What in the world is quinoa anyway? 2013 was declared the The International Year of Quinoa. Did you miss the memo? Are you three years late? If you haven't yet tried this remarkable super-grain you're going to be in for a few surprises. I hear a lot of questions about how to cook it and what to do with it. Here's what you should know about the nutrition of Quinoa.
How do you cook it?
Rinsing is not an optional step. Why?
In its natural state quinoa has a coating of saponins, which gives it a bitter taste. This bitterness can have beneficial effects in terms of cultivation, as it is a crop that is relatively untouched by birds and thus requires minimal protection. The presence of saponin is obvious by the production of a soapy looking "suds". This also represents the major antinutritional factor found in the grain. Fortunately, most of these saponins are concentrated in the outer layers of the grain (seed coat, and a cuticle-like layer) which facilitates their removal industrially by washing the grains with water. (See more here)
2 cups red or white quinoa, rinsed well
4 cups water or chicken broth
salt to taste
salt to taste
Pressure Cooker: In a 2 1/2 liter pressure cooker add the Basic Quinoa ingredients. Bring to a boil. Seal lid and pressure at high for 5 minutes. Allow pressure to drop on its own. Store cooled quinoa in the fridge for up to a week.
Conventional: In a 1 and a half quart (6 cups) capacity heavy pot with a tight fitting lid, boil the water and the salt, that is when the bubbles don't stop even when you stir it. Add the grain, cover the pot, and turn the burner to the lowest setting. Set your timer for 15 minutes. Don't stir it. Just let it simmer. This will produce perfect grain every time if you follow the instructions.
Now, if you feel pretty crazy and confident, try using chicken or vegetable broth in place of the water. It will add a lot of flavor. Some people don't like a flavor to their grain, beside the grain. We also like using coconut milk in place of the water in Hawaiian dinners, along with 1/4 cup minced onion. Garlic adds a nice touch too, even just one or two cloves pressed into the broth as you add the grain.
One final note. You can use quinoa anywhere you use rice. It is also remarkable added to your baked goods in small amounts. Keep it to about 1/2 cup of cooked grain to every dozen muffins or pan of quick bread.
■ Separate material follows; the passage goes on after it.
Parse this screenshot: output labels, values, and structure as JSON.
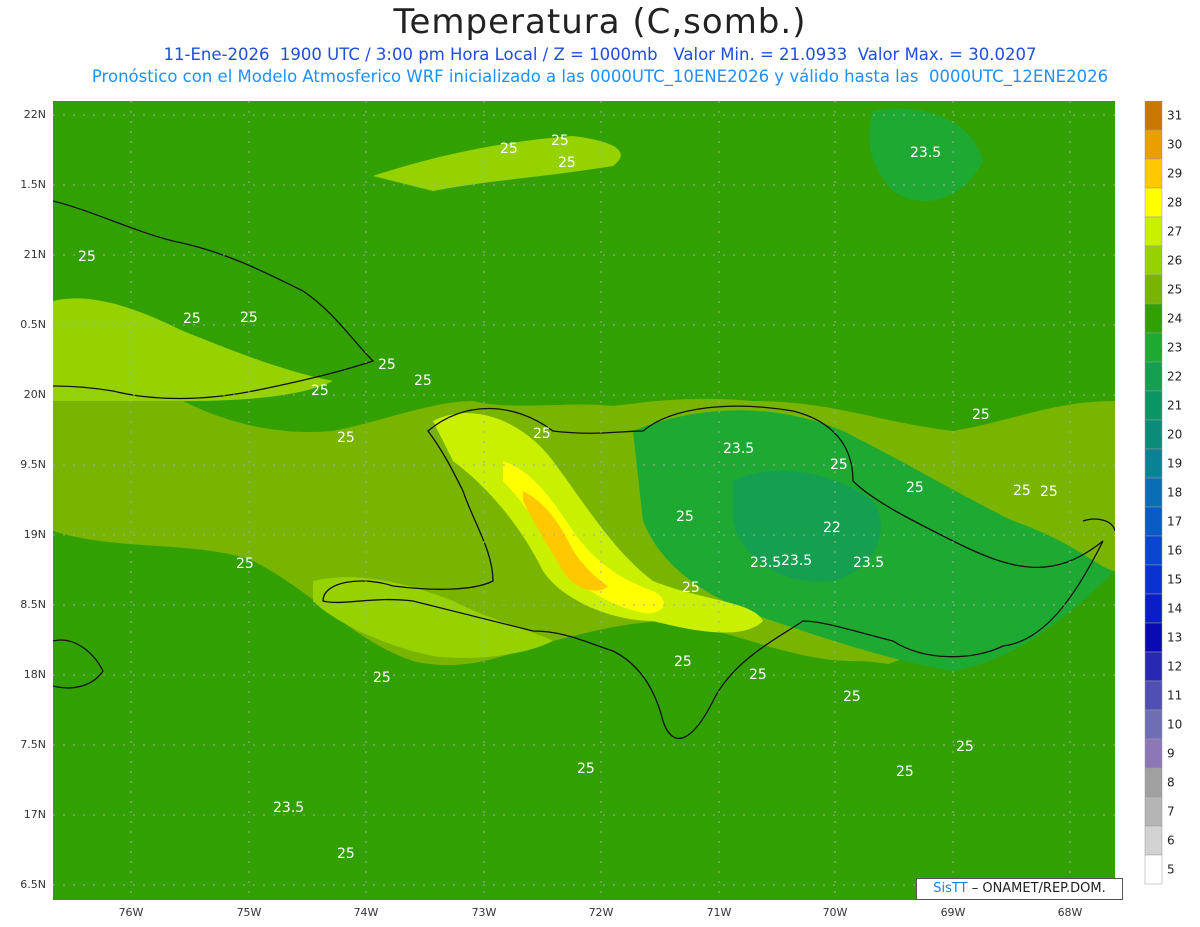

See you soon at one of our Preparing Wisely Classes! Most of them are free and always very informative!